My budget throughout the workweek is simple – try to get through Monday-Friday and spend as little money as possible. This almost always includes bringing my lunch each day to avoid spending money on takeout and expensive restaurants.
During a rough workday, lunch breaks are actually highly anticipated in my office and I notice how some of my coworkers tend to go out for lunch every single day. If I had to guess how much employees who dine out regularly for lunch in my area spend each year, I’d bet it’s over $1,000 annually. That’s a lot of money to spend on work lunches not even counting grocery expenses and dining out outside of work.
Over a year ago I decided to do something different and start shopping for lunch food while I did my regular grocery shopping so I could pack a lunch each workday. It has required quite a bit of organization and creativity, along with some sacrifices, but overall there’s been a lot of benefits. First, the losses.
Bringing Your Lunch Costs Quality Time Bonding With Coworkers
Going out to lunch with your coworkers is one of the best ways to learn more about the people you work with and bond over interests unrelated to your job. Dining out is often a very social experience and the interaction with other people can really help you relieve stress and feel re-energized to finish the day strong.
The last time I went to eat lunch with a coworker was well over a year ago. In the end, eating lunch with coworkers was an expense that I decided to cut. It wasn’t easy but I’ve found ways to still bond with them and align my spending behavior with my budget and financial goals.
Setting Aside Time to Prep Food
Time itself is always something I feel I don’t have enough of, and the more I add to my schedule and list of responsibilities, the less time I have to do things I value and enjoy. In order to bring my lunch to work all the time, I need to prep food constantly. I’m not the type of person to be content with packing the same type of sandwich each day for months. I love a lot of variety in my diet and get bored with certain foods easily so I’m always trying new recipes for my lunches.

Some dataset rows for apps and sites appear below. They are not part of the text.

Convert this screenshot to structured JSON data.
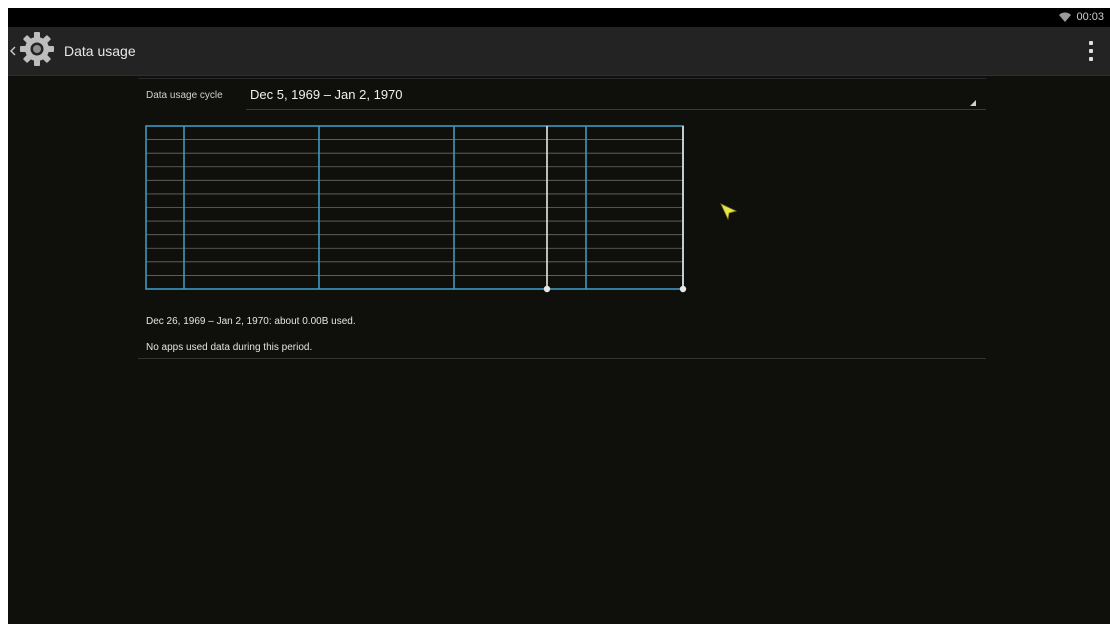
{
  "status_bar": {
    "time": "00:03",
    "icons": [
      "wifi-icon"
    ]
  },
  "action_bar": {
    "title": "Data usage",
    "icons": [
      "back-chevron-icon",
      "settings-gear-icon",
      "overflow-menu-icon"
    ]
  },
  "cycle": {
    "label": "Data usage cycle",
    "value": "Dec 5, 1969 – Jan 2, 1970"
  },
  "chart_data": {
    "type": "line",
    "title": "",
    "xlabel": "",
    "ylabel": "",
    "grid": true,
    "series": [],
    "range_handles": [
      "start",
      "end"
    ],
    "colors": {
      "grid": "#3f98c0",
      "handle": "#e8e8e8",
      "data": "#7a7a7a"
    }
  },
  "summary": {
    "range_text": "Dec 26, 1969 – Jan 2, 1970: about 0.00B used.",
    "apps_text": "No apps used data during this period."
  },
  "colors": {
    "background": "#0f0f0b",
    "action_bar": "#232323",
    "accent": "#3f98c0",
    "pointer": "#e6e64a"
  }
}
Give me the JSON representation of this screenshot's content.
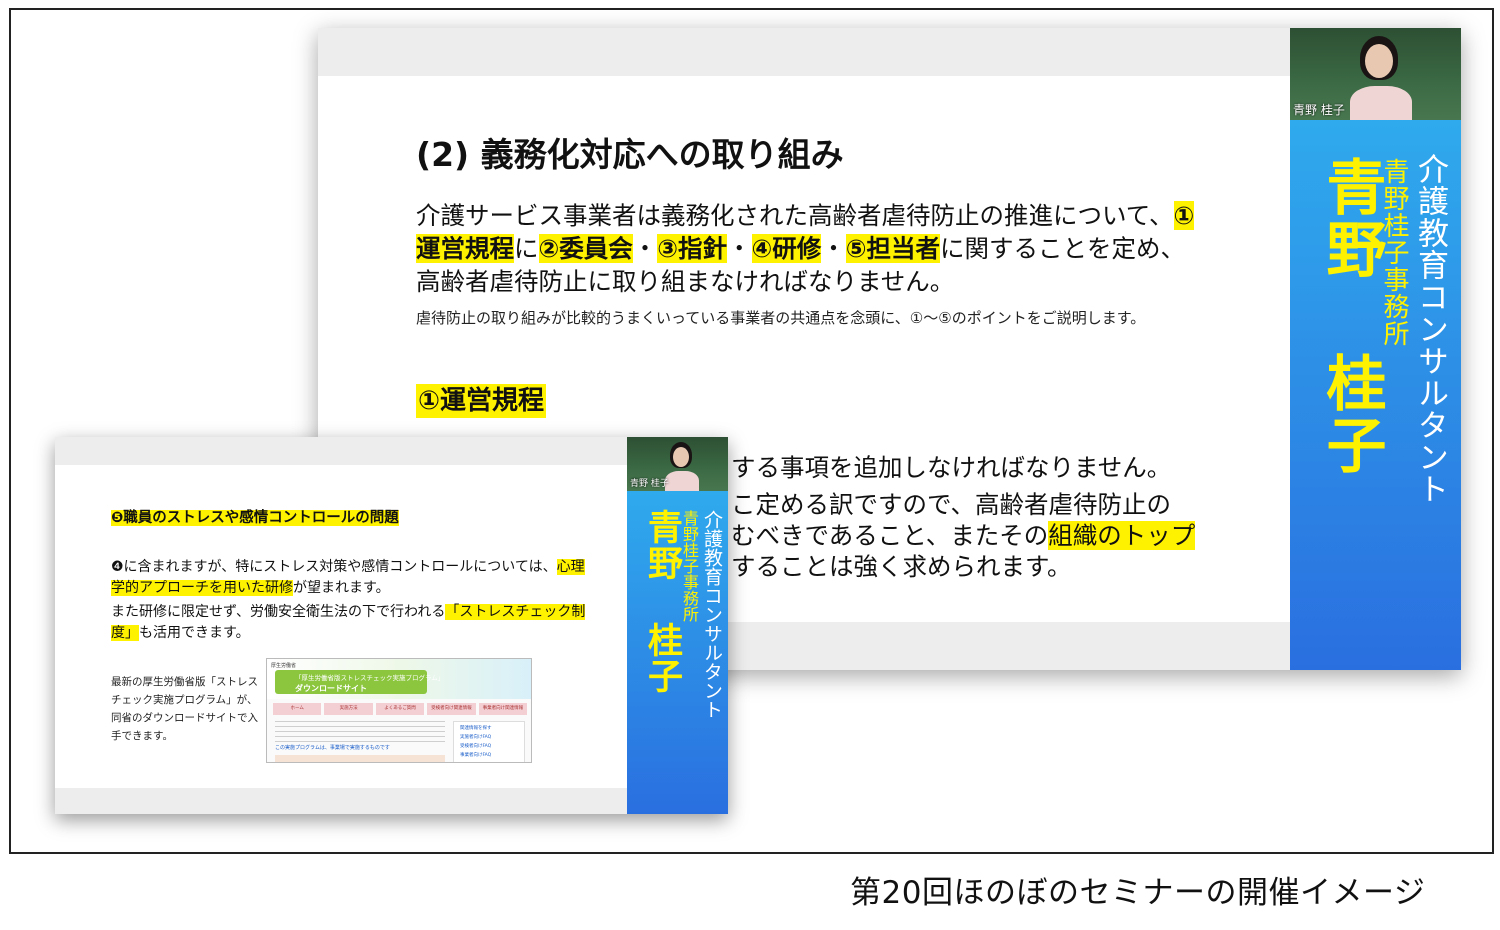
{
  "caption": "第20回ほのぼのセミナーの開催イメージ",
  "presenter": {
    "camera_name": "青野 桂子",
    "title_line": "介護教育コンサルタント",
    "office_line": "青野桂子事務所",
    "name_line": "青野 桂子"
  },
  "colors": {
    "highlight": "#fff200",
    "sidebar_top": "#30b4f0",
    "sidebar_bottom": "#2a6fe0",
    "name_color": "#fff200"
  },
  "main_slide": {
    "title": "(2) 義務化対応への取り組み",
    "body_parts": [
      "介護サービス事業者は義務化された高齢者虐待防止の推進について、",
      "①運営規程",
      "に",
      "②委員会",
      "・",
      "③指針",
      "・",
      "④研修",
      "・",
      "⑤担当者",
      "に関することを定め、高齢者虐待防止に取り組まなければなりません。"
    ],
    "note": "虐待防止の取り組みが比較的うまくいっている事業者の共通点を念頭に、①～⑤のポイントをご説明します。",
    "section": "①運営規程",
    "tail_line1": "する事項を追加しなければなりません。",
    "tail_line2": "こ定める訳ですので、高齢者虐待防止の",
    "tail_line3a": "むべきであること、またその",
    "tail_line3b": "組織のトップ",
    "tail_line4": "することは強く求められます。"
  },
  "small_slide": {
    "heading": "❺職員のストレスや感情コントロールの問題",
    "p1a": "❹に含まれますが、特にストレス対策や感情コントロールについては、",
    "p1b": "心理学的アプローチを用いた研修",
    "p1c": "が望まれます。",
    "p2a": "また研修に限定せず、労働安全衛生法の下で行われる",
    "p2b": "「ストレスチェック制度」",
    "p2c": "も活用できます。",
    "p3": "最新の厚生労働省版「ストレスチェック実施プログラム」が、同省のダウンロードサイトで入手できます。",
    "website": {
      "logo": "厚生労働省",
      "banner_line1": "「厚生労働省版ストレスチェック実施プログラム」",
      "banner_line2": "ダウンロードサイト",
      "nav": [
        "ホーム",
        "実施方法",
        "よくあるご質問",
        "受検者向け関連情報",
        "事業者向け関連情報"
      ],
      "link": "この実施プログラムは、事業場で実施するものです",
      "side_links": [
        "関連情報を探す",
        "実施者向けFAQ",
        "受検者向けFAQ",
        "事業者向けFAQ"
      ]
    }
  }
}
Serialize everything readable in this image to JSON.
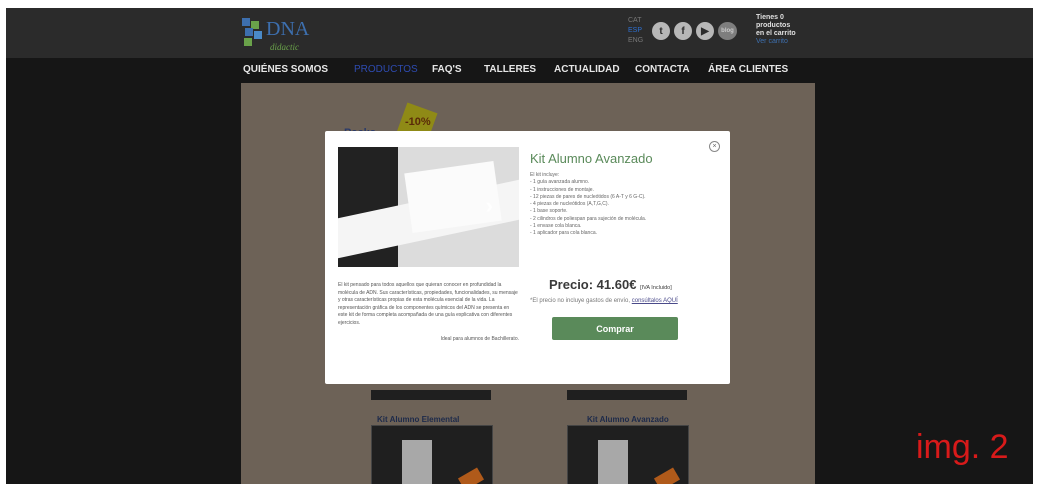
{
  "header": {
    "logo_text": "DNA",
    "logo_sub": "didactic",
    "languages": [
      "CAT",
      "ESP",
      "ENG"
    ],
    "social": [
      "t",
      "f",
      "yt",
      "blog"
    ],
    "cart_title": "Tienes 0",
    "cart_line2": "productos",
    "cart_line3": "en el carrito",
    "cart_link": "Ver carrito"
  },
  "nav": {
    "items": [
      {
        "label": "QUIÉNES SOMOS"
      },
      {
        "label": "PRODUCTOS"
      },
      {
        "label": "FAQ'S"
      },
      {
        "label": "TALLERES"
      },
      {
        "label": "ACTUALIDAD"
      },
      {
        "label": "CONTACTA"
      },
      {
        "label": "ÁREA CLIENTES"
      }
    ],
    "active": "PRODUCTOS"
  },
  "background": {
    "section_title": "Packs",
    "discount_badge": "-10%",
    "products": [
      {
        "name": "Kit Alumno Elemental"
      },
      {
        "name": "Kit Alumno Avanzado"
      }
    ]
  },
  "modal": {
    "title": "Kit Alumno Avanzado",
    "includes_heading": "El kit incluye:",
    "includes": [
      "- 1 guía avanzada alumno.",
      "- 1 instrucciones de montaje.",
      "- 12 piezas de pares de nucleótidos (6 A-T y 6 G-C).",
      "- 4 piezas de nucleótidos (A,T,G,C).",
      "- 1 base soporte.",
      "- 2 cilindros de poliespan para sujeción de molécula.",
      "- 1 envase cola blanca.",
      "- 1 aplicador para cola blanca."
    ],
    "description": "El kit pensado para todos aquellos que quieran conocer en profundidad la molécula de ADN. Sus características, propiedades, funcionalidades, su mensaje y otras características propias de esta molécula esencial de la vida. La representación gráfica de los componentes químicos del ADN se presenta en este kit de forma completa acompañada de una guía explicativa con diferentes ejercicios.",
    "ideal_for": "Ideal para alumnos de Bachillerato.",
    "price_label": "Precio: 41.60€",
    "price_note": "[IVA Incluido]",
    "shipping_text": "*El precio no incluye gastos de envío,",
    "shipping_link": "consúltalos AQUÍ",
    "buy_label": "Comprar",
    "close_icon": "×"
  },
  "annotation": {
    "label": "img. 2"
  }
}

I have to make sure I pick up items to eat for lunch when I’m at the grocery store and spend time either in the evening or in the morning (if I’m running late), de-thawing food, cooking batch meals for lunch, and chopping up fruits and vegetables, on top of the prep work I do for dinner. Meal planning helps me stay on top of costs while still injecting a healthy dose of variety into my meals.
While I’m sure I could definitely streamline my food prep process, it would still require some time and effort on my end either way. If you’re the same and want help preparing and planning meals, check out $5 Meal Plan for great ideas to get started.
Not Getting to Try Out New Cuisine in the Neighborhood
Sometimes I’m tempted to order food when I hear about a new restaurant opening up in the neighborhood or I get a little jealous when I smell my coworker’s Chipotle bowl just a few feet away. Their guacamole is so delicious. I’m definitely not immune to fear of missing out (FOMO).
There are tons of restaurants near my job with delicious foods and let me be the first to tell you, I tried out most of them last year and got tired of them fast. Sometimes, the food you order just doesn’t turn out all that great, then you feel like you wasted your money. I got tired of going broke for a little temporary satisfaction which is another reason why I started packing my lunch and I haven’t regretted it at all.
Now, let’s move on to the benefits. Here’s what I gain by brining my own lunch and ultimately why I choose to bring my lunch to work.
Bringing Your Lunch Saves Money
This is an obvious benefit and the main reason why I commit to bringing lunch to work all the time. Coming to work every day with my own lunch is a great way to save money. To avoid spending any unnecessary money, I also make sure I pack a few snacks and eat breakfast from my home before I leave for work as well. With lunch in my area generally ranging anywhere between $5-$12.50, I could easily see myself spending $30-$40+per week on lunch and snacks while I’m at work.
By preparing and bringing my own food each day, I have more money in my pocket to do other things like put more money toward my student loans, save, go on outings with my family during the weekend, and so on.
Better Control Over My Diet
Quick meals at restaurants may taste good, but they are not always the best for you. I may have to spend a bit more time and effort making my own lunch and bringing it in each day, but I have more freedom over the type of food I eat and I know exactly what I’m eating since I’m preparing it.
If you want to eat healthier takeout, you have to spend more money. Restaurant salads are very pricey so it’s best to just make your own at home.
Clearer Understanding of My Values
There’s nothing wrong with dining out every now and then for lunch, but it feels empowering not to need to do it all the time, especially if you don’t value it. For me, I stopped relying on food to help me escape the work day temporarily and I decided to focus on what would make me feel better long-term, and that’s having full control over my finances and being able to do the things that make me feel happy and fulfilled. If I don’t limit my spending on unnecessary wants, it will take even longer to pay off my debt and have full control over my finances.
There are other ways to bond with coworkers or network with others regularly. Since I don’t value takeout, I can’t justify spending $100 or even $50 per month on pricey work lunches. My FOMO mood wears off quickly when I put my values into perspective.
How do you feel about work lunches? Does spending less money on extra expenses throughout the week help you obtain a clearer understanding of your goals and values?